As we’ve seen in Part 1, music is supposed to enhance the existing emotion. However, there are many compositional techniques to consider when making your choice and not all of them are the obvious ones.
This keeps the audience engaged either subtly, by using a light repetitive beat or sequenced music passage. From an orchestral score point of view, it could literally be a representation of a heartbeat, through a percussion instrument, spiccato strings (bouncing the bow upon the string) or Col Legno strings (using the wooden part of the bow to hit the strings), famously used by Gustav Holst during the opening of his suite The Planets, Mars the Bringer of War. It can make people feel tense, on edge, or excited, but more importantly, it’s a good way to keep the intensity of your video going.
The same logic can be applied to modern music, be it dance, indie, rock or folk. It’s all about the beat and keeping things moving – keeping the audience on track with the vision, whether it’s keeping the crowds going at a club or an informative corporate selling widgets.
A piece with a constant pulse or steady beat can also be used very effectively by briefly stopping it, then re-introducing it a couple of seconds later, preferably keeping in time with the natural beat.
It’s a similar method to using a “drop” in a dance track. It may take you by surprise, especially if it’s disturbed your enjoyment or concentration, but visually speaking, it will draw attention to whatever is on the screen and then there’s the added bonus of extra impact when it returns. This is a simple technique that actually gives you two very contrasting punctuation points for your video.
Similar to pulse, but referring more to the measure of beats within one minute, or more commonly known as the BPM. In layman’s terms – how fast or slow a track is. However, within the film score, documentary or longer corporate film context, pace can also refer to how the music interacts with the vision and overall storytelling process.

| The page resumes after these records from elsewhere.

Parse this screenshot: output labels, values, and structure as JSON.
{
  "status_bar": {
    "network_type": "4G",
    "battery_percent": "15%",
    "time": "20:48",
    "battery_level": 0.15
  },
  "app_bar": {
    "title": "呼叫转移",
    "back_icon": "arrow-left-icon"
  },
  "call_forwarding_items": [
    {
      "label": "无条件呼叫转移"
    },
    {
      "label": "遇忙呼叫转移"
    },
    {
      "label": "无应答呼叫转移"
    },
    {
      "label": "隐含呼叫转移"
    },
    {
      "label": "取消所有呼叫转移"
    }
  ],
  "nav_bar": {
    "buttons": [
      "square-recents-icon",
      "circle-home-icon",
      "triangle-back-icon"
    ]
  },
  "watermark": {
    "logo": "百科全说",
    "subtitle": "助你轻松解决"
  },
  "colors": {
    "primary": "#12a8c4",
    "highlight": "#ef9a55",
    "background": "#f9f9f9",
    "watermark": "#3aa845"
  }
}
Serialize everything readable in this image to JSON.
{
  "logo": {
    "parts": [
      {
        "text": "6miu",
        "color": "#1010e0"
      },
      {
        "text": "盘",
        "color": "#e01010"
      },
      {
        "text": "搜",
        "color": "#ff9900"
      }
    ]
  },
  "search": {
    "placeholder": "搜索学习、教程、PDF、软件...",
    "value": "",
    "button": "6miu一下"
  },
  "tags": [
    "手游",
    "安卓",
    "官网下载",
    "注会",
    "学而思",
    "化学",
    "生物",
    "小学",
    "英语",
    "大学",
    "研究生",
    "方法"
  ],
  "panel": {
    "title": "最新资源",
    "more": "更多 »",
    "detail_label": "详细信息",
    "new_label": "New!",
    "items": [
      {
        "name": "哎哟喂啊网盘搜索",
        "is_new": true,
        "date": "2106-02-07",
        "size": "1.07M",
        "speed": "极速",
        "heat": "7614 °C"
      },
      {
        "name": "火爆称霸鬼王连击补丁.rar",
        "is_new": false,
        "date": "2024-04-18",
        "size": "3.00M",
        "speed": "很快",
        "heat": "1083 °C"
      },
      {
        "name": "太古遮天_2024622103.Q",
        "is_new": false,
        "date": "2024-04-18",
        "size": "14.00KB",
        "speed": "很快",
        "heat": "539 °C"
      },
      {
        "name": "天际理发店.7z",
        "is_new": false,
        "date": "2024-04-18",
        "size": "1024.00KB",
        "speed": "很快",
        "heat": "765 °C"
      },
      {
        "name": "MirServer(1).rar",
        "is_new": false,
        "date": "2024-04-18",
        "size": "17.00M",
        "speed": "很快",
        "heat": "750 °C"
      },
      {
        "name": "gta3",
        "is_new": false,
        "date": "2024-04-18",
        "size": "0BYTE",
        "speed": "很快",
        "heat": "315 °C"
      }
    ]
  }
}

This is one of the most difficult things a composer or editor has to try and achieve: to make the music underpin the action or sentiment, without being obtrusive, in other words it should enhance the already existing emotion.
If you notice the background score of a film or documentary (not including the main themes or featured music), this, more often than not, is a bad thing, as it’s not probably not coherent with the visuals, overpowering or simply the wrong choice of score. The overall pace of a music score within a film or documentary can be used to slow it down or speed it up, as long as the climax is reached simultaneously.
This is another very important factor, when choosing a track.
Think high-pitched scratching strings “Psycho” style vs. warm, expansive low-pitched strings – John Barry’s “Dances With Wolves”. The emotional response from these extremes are poles apart. Carefully consider the pitch or tessitura (the most comfortable range of an instrument or voice) of an instrument or group of instruments. Bearing in mind that high and low pitches have a very different sensory response.
High pitched sounds or frequencies played in different styles can intensify any emotion. They can also be associated with motivation and forward thinking etc.
Low pitched sounds or frequencies are more typically associated with a rich and soothing feel, warmth, power, authority and truth. However, it can also create a mournful and sombre mood too. However, these are not hard and fast rules!
So why not try to combine these two techniques, to add drama and tension, either by cleverly fusing two tracks together, or using one piece that moves from the lowest dynamic to the highest. Good examples of this are Samuel Barber’s “Adagio For Strings”, Hans Zimmer’s “Time”, from the 2010 film Inception or Gorecki’s “Symphony 3, 2nd Movement”.
Consider which instruments typically create the texture you’re looking for, bearing in mind that every instrument can be played in varying ways. I would always consider the message and its emotional content as well as the response it’s setting out to achieve. Typically, there are set ideas on this subject – an extreme sports film, for example tends to conjure either an indie feel or raw American metal style.
A travel video may use music from the same group of instruments, however this time, played softly, smooth and warm, to set the scene of relaxing by the pool, sipping a cocktail! The point here is to keep going back to the message you’re trying to convey.
Next, see part 3 of Choosing The Right Music For Your Production.